Copy each line of the listing where the word "security" can be found.
╔══
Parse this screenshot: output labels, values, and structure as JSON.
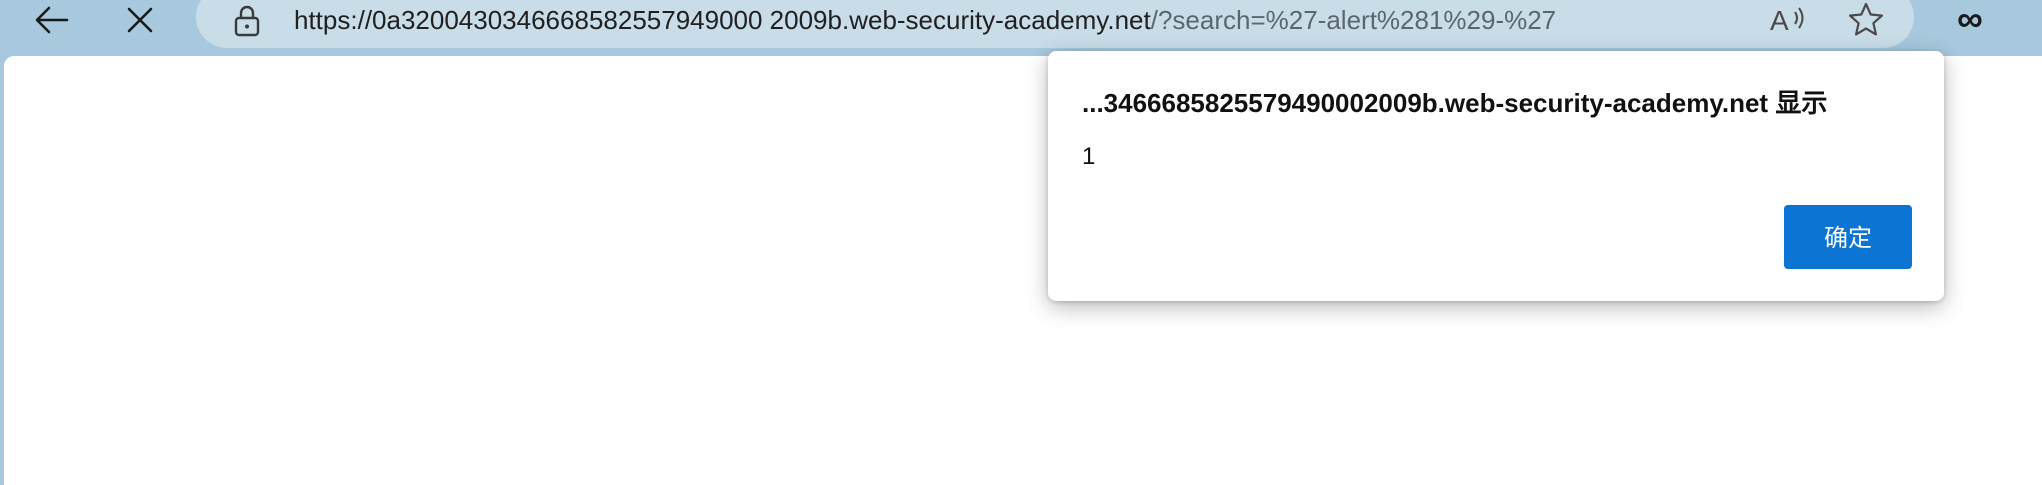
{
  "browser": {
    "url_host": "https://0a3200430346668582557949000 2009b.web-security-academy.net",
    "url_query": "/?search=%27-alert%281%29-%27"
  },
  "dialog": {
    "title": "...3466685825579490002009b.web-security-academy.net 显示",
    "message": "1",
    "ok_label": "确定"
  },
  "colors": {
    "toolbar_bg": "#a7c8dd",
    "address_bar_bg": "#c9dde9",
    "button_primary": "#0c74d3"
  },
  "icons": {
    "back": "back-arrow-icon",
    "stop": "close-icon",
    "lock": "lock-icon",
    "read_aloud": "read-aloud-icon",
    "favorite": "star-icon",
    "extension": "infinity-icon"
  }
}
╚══
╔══
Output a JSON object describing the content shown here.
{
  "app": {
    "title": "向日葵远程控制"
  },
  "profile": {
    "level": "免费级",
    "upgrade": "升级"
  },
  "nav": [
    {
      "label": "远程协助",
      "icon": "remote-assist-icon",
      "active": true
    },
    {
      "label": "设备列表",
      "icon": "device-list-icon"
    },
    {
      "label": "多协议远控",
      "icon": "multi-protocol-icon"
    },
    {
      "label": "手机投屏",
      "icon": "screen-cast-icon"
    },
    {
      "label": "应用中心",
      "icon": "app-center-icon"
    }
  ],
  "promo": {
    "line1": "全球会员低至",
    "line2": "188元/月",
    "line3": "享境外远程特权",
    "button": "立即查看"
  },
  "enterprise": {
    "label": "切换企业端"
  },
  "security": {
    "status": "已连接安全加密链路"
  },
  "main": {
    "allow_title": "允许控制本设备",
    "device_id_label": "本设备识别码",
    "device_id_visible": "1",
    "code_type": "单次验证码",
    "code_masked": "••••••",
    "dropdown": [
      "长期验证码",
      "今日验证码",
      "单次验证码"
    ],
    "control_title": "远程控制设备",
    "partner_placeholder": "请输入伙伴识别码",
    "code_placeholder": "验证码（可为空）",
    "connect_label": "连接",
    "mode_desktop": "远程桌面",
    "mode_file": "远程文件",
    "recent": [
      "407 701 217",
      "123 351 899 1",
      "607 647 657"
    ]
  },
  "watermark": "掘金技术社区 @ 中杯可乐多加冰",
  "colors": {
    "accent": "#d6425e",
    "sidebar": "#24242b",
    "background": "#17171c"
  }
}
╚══
Written solution:
    "url_host": "https://0a3200430346668582557949000 2009b.web-security-academy.net",
    "title": "...3466685825579490002009b.web-security-academy.net 显示",
  "security": {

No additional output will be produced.